We Christians have a deep hope that everything will work out fine. We know that life isn’t easy, we know that day after day we have to face serious troubles and hardships. But despite all that we still trust God knowing that he is at work behind the scenes weaving everything together into something good.

While it’s important for us to hold onto that hope, it’s also important to remember that the road to that good ending won’t necessarily be easy. When we sit in the surgeon’s office, we too hope that in the end everything will end well. But we know that the road to get there will take us through surgeries and sufferings, through a lot of cutting and pain.

When the prophet Jeremiah looked at the Israelites, he saw a people that had become diseased and sick. In chapter 23, Jeremiah describes the symptoms he sees: the land is full of evil, people love dishonesty and abuse their power, and even religious leaders are involved in all kinds of immorality. In vv. 9–40 what really troubles Jeremiah is that Israel’s other prophets also see this evil, but they just give people good news: Don’t worry, everything will still turn out fine.
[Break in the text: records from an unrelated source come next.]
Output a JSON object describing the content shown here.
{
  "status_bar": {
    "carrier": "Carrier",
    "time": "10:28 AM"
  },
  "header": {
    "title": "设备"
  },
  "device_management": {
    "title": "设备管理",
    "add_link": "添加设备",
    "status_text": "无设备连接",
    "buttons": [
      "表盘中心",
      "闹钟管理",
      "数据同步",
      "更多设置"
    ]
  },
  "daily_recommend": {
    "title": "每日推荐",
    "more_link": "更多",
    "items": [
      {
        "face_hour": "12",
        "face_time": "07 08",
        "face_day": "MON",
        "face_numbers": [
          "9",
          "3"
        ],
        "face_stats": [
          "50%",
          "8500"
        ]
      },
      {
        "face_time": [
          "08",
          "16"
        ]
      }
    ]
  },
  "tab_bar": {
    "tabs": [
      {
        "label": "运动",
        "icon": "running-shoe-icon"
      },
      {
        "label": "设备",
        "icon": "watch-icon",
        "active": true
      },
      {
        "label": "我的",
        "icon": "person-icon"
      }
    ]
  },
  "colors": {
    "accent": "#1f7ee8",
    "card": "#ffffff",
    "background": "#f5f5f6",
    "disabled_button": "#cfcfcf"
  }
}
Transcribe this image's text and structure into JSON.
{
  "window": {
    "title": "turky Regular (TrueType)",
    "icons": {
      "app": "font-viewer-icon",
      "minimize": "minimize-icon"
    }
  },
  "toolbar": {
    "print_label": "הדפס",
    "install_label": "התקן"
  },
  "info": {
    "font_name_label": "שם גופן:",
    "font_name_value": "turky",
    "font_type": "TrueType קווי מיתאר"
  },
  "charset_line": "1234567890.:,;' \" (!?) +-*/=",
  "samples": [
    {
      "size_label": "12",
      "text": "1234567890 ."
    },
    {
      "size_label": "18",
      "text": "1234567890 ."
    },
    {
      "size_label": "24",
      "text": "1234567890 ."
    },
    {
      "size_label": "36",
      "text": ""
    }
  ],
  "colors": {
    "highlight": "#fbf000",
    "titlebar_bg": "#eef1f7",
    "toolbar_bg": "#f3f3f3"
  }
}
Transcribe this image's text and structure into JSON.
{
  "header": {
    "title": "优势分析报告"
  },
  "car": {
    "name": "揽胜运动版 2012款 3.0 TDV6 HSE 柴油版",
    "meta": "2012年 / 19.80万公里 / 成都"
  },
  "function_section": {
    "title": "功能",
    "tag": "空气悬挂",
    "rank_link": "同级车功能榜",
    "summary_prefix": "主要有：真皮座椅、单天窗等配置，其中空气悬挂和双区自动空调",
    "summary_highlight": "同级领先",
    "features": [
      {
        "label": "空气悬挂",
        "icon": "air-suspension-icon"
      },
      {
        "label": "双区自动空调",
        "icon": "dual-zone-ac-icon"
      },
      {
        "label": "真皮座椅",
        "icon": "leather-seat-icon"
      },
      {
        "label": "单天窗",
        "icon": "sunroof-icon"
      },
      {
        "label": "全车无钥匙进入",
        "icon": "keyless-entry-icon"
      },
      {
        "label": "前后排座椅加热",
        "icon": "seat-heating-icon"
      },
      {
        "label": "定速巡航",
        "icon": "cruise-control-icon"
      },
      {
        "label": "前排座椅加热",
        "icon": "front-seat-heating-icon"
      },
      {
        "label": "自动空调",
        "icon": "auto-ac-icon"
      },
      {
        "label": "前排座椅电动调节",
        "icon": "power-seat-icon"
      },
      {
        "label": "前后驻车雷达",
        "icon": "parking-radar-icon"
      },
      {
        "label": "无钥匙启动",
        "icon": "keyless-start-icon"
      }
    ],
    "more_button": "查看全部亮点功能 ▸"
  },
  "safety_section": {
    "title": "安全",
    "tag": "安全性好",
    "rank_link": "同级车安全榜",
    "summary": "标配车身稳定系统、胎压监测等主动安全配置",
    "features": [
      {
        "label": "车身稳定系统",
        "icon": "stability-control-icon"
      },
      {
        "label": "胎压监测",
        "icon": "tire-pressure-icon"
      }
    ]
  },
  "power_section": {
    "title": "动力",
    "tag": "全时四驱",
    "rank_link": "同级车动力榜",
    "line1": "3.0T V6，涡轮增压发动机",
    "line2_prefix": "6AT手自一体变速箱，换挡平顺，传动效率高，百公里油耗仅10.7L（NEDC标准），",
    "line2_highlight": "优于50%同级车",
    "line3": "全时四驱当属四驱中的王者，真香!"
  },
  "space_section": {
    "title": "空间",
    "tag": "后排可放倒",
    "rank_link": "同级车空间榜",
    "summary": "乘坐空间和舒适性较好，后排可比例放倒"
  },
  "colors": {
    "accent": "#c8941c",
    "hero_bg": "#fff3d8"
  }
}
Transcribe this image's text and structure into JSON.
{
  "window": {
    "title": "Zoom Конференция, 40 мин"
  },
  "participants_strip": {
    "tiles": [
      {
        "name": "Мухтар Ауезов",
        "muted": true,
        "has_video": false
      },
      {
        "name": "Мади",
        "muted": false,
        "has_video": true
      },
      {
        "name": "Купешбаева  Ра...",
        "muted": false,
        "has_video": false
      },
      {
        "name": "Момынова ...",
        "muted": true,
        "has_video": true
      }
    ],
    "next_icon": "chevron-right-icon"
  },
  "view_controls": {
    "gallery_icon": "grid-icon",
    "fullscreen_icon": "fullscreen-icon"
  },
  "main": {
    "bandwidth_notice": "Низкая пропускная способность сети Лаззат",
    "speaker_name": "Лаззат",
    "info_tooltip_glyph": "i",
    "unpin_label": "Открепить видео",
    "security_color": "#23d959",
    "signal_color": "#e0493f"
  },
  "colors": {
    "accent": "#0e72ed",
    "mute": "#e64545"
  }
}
At one level it’s true: yes, everything will turn out fine. But Jeremiah knows that to get to that good ending there’s going to have to be some pain, some cutting, and some suffering that happens first. The Israelites will have to stop all the evil they are doing, and they will have to go through judgement for that evil first. Only once they go through that pain can things become better.

Today when we look at the world around us, we too see so much unfairness and so much injustice. People hurt each other and are involved in so much evil. As Christians, we can hold onto the hope that God is leading our world to better things. But we mustn’t forget that the road to get there won’t be easy. It’s only through God’s judgement, and by demanding an end to all the hate and unfairness around us that things can start to heal. As Christ’s disciples, God wants us to be involved in this work, to bravely stand up and demand things change, to speak out for what is right and good and true.

In Jeremiah’s world and in ours, we all have hope. We know that things will end well. But the only way that can happen is if we first come to terms with God’s judgement on the evil in our lives, and bravely work for an end to that evil and hate.

Pastor Stephen Lakkis